  1. Great words....I needed to hear this. I spent many hours in front of my mirror as a teen, still do...ugh...keep up the positive words and she will never forget them!

  2. dampened eyes- such a beautiful expose on the truth of it all- no longer controlled by our obsessions, but certainly visited by them. And for some of us, the welcome has entirely worn off. It's embarrassing to me at times that my daughters appear to be more evolved in this than I am at 44. I am grateful for this- insanely grateful. But I wonder if I am wrong, and they struggle unbeknownst to me. I now not only worry about myself- (Will I ever grow up? will I ever change the punishing voices in my head? Will I ever......) and now worry about my daughters and their daughters and hope I've done all right by them. At least they have the pluck to tell me to smarten up when my mouth bleeds out the dysfunctions of my mind. And so I apologize. But worry.
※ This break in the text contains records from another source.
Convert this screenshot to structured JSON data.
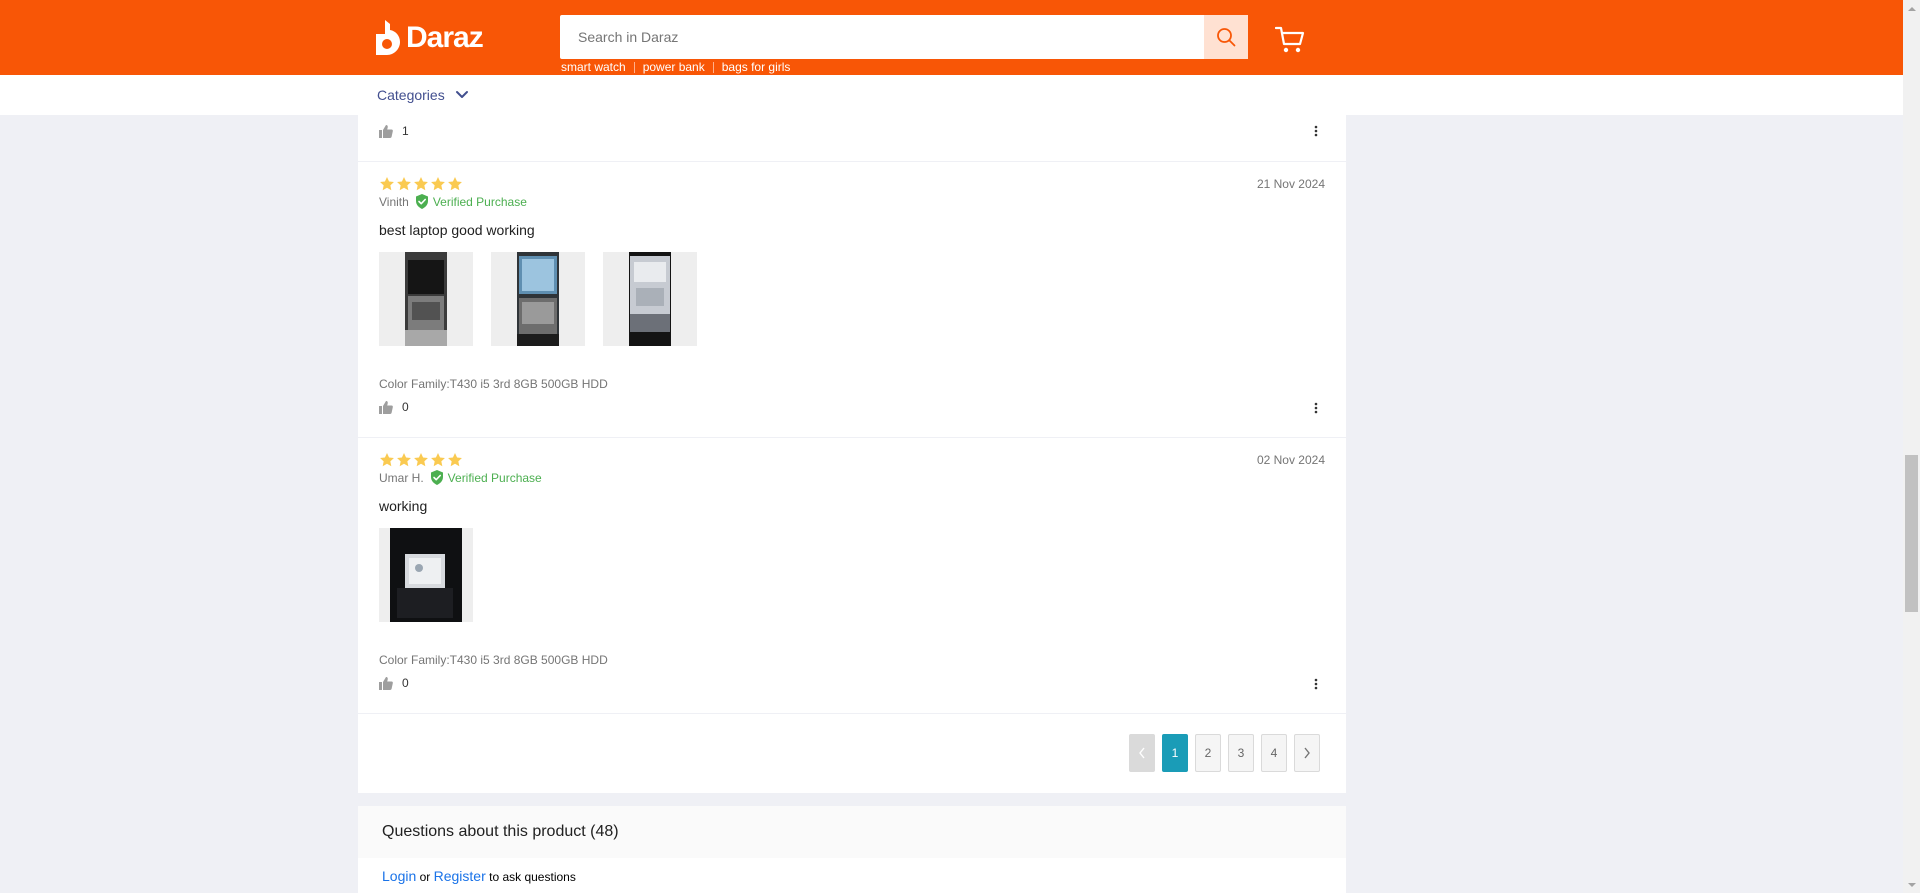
{
  "header": {
    "logo_text": "Daraz",
    "search_placeholder": "Search in Daraz",
    "keywords": [
      "smart watch",
      "power bank",
      "bags for girls"
    ],
    "categories_label": "Categories",
    "brand_color": "#f85606"
  },
  "reviews": {
    "top_partial": {
      "likes": "1"
    },
    "items": [
      {
        "rating": 5,
        "date": "21 Nov 2024",
        "author": "Vinith",
        "verified_label": "Verified Purchase",
        "content": "best laptop good working",
        "sku": "Color Family:T430 i5 3rd 8GB 500GB HDD",
        "likes": "0",
        "image_count": 3
      },
      {
        "rating": 5,
        "date": "02 Nov 2024",
        "author": "Umar H.",
        "verified_label": "Verified Purchase",
        "content": "working",
        "sku": "Color Family:T430 i5 3rd 8GB 500GB HDD",
        "likes": "0",
        "image_count": 1
      }
    ]
  },
  "pagination": {
    "pages": [
      "1",
      "2",
      "3",
      "4"
    ],
    "current": "1"
  },
  "questions": {
    "title": "Questions about this product (48)",
    "login_label": "Login",
    "or_label": "or",
    "register_label": "Register",
    "suffix": "to ask questions"
  }
}
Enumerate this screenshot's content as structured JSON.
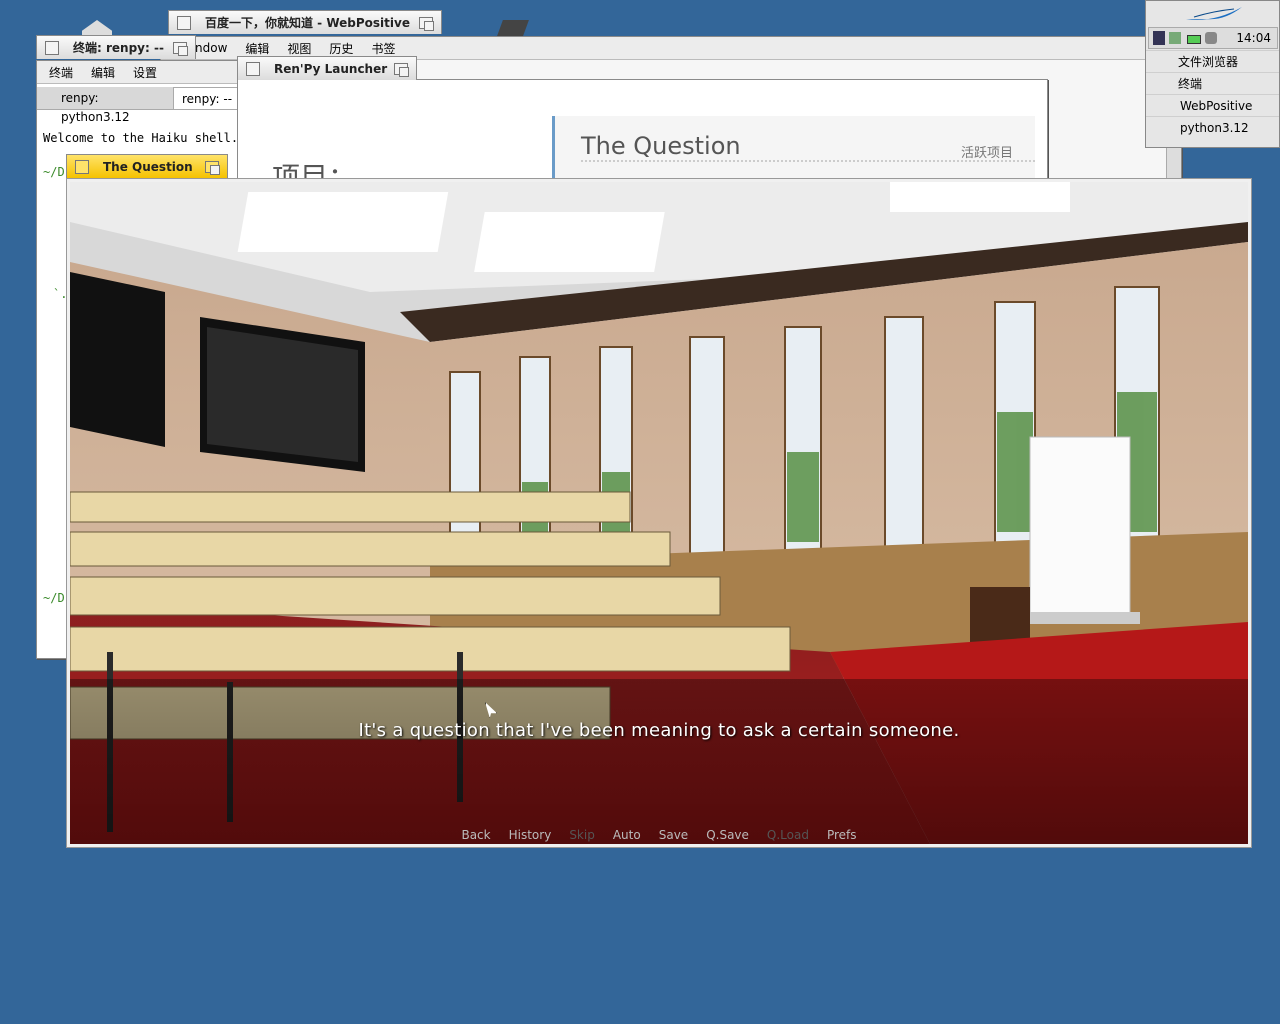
{
  "desktop": {
    "background": "#336699"
  },
  "windows": {
    "terminal": {
      "title": "终端: renpy: --",
      "menu": [
        "终端",
        "编辑",
        "设置"
      ],
      "tabs": [
        "renpy: python3.12",
        "renpy: --"
      ],
      "line1": "Welcome to the Haiku shell.",
      "prompt1": "~/D",
      "prompt2": "~/D",
      "prompt_mark": "`."
    },
    "webpositive": {
      "title": "百度一下，你就知道 - WebPositive",
      "menu": [
        "ndow",
        "编辑",
        "视图",
        "历史",
        "书签"
      ]
    },
    "launcher": {
      "title": "Ren'Py Launcher",
      "projects_heading": "项目：",
      "project_name": "The Question",
      "active_label": "活跃项目"
    },
    "game": {
      "title": "The Question",
      "dialogue": "It's a question that I've been meaning to ask a certain someone.",
      "quick_menu": [
        {
          "label": "Back",
          "enabled": true
        },
        {
          "label": "History",
          "enabled": true
        },
        {
          "label": "Skip",
          "enabled": false
        },
        {
          "label": "Auto",
          "enabled": true
        },
        {
          "label": "Save",
          "enabled": true
        },
        {
          "label": "Q.Save",
          "enabled": true
        },
        {
          "label": "Q.Load",
          "enabled": false
        },
        {
          "label": "Prefs",
          "enabled": true
        }
      ]
    }
  },
  "deskbar": {
    "clock": "14:04",
    "items": [
      "文件浏览器",
      "终端",
      "WebPositive",
      "python3.12"
    ]
  }
}
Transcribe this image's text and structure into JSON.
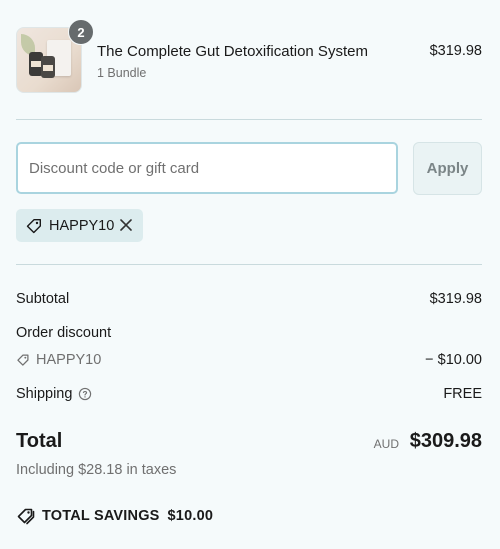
{
  "product": {
    "name": "The Complete Gut Detoxification System",
    "variant": "1 Bundle",
    "price": "$319.98",
    "quantity": "2"
  },
  "discount": {
    "placeholder": "Discount code or gift card",
    "value": "",
    "apply_label": "Apply",
    "applied_code": "HAPPY10"
  },
  "summary": {
    "subtotal_label": "Subtotal",
    "subtotal_value": "$319.98",
    "order_discount_label": "Order discount",
    "discount_code": "HAPPY10",
    "discount_value": "− $10.00",
    "shipping_label": "Shipping",
    "shipping_value": "FREE",
    "total_label": "Total",
    "total_currency": "AUD",
    "total_value": "$309.98",
    "taxes_note": "Including $28.18 in taxes",
    "savings_label": "TOTAL SAVINGS",
    "savings_value": "$10.00"
  },
  "icons": {
    "tag": "tag-icon",
    "remove": "close-icon",
    "help": "question-circle-icon",
    "savings": "double-tag-icon"
  },
  "colors": {
    "background": "#f5fafb",
    "input_border_focus": "#a9d4df",
    "tag_background": "#dcecee",
    "divider": "#c9dadd",
    "muted_text": "#707070"
  }
}
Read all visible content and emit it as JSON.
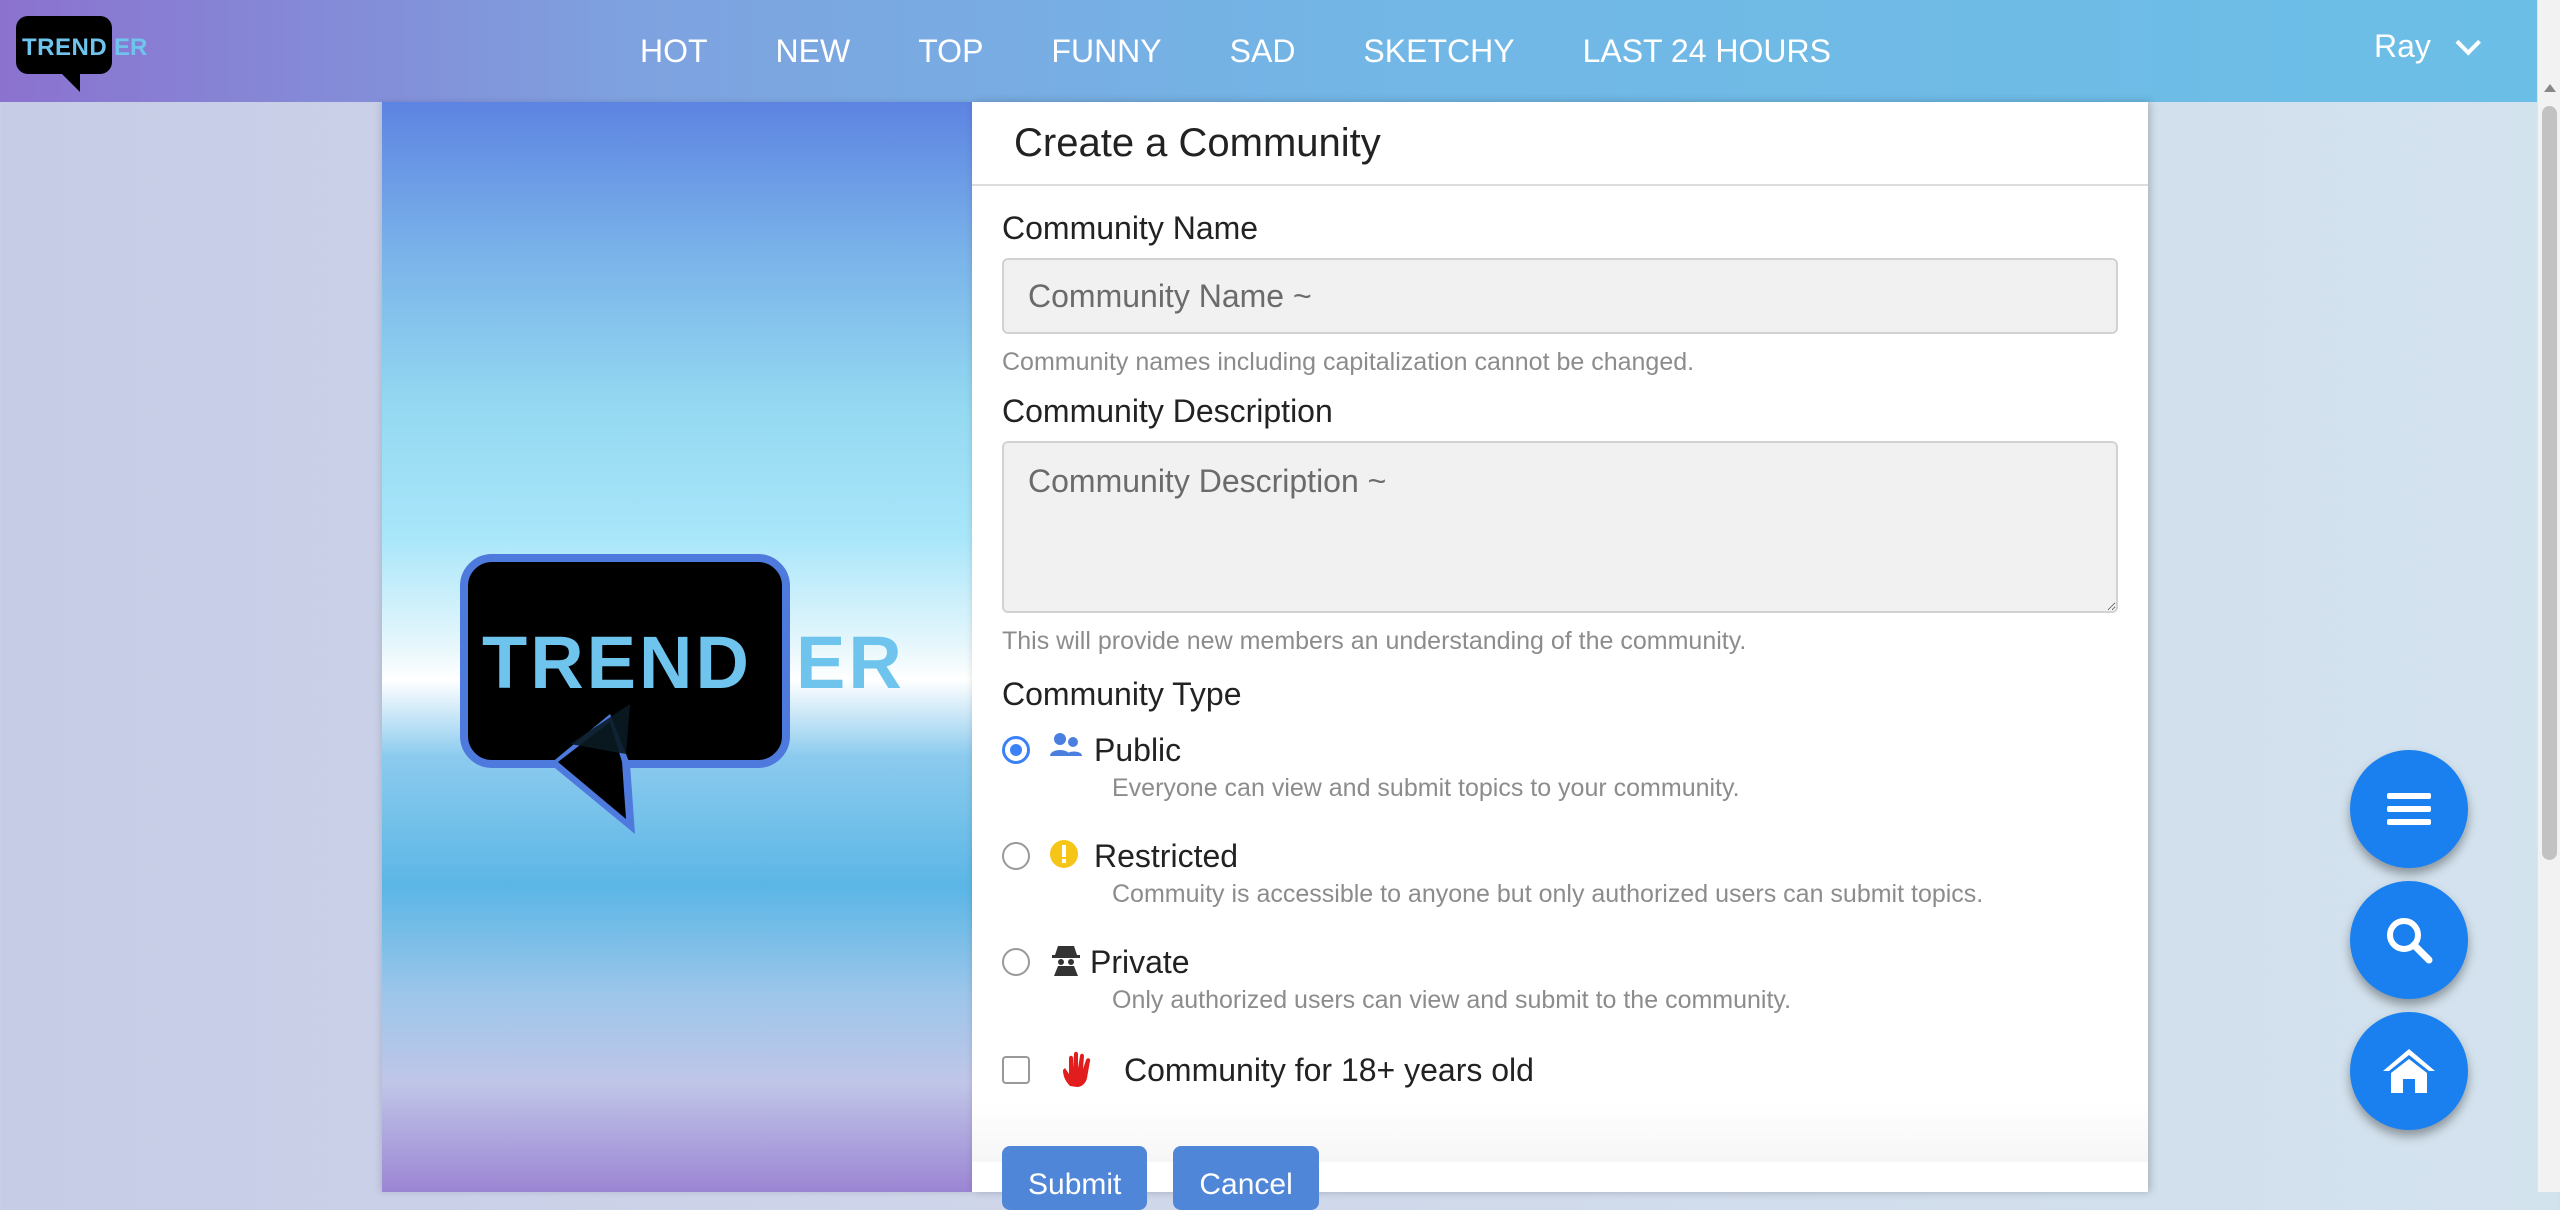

    Thanks Karla. This took some guts, and I hear and love and admire your heart.

  3. resonates with me too. must be scary, painful, incredible, breath-taking, and lovey (all wrapped up into one..)to see your daughter grow into woman-hood. keep telling her she's perfect and beautiful...even if she doesn't rely on you for her acceptance of herself. without your words, your actions, she'd be clinging to that mirror even more.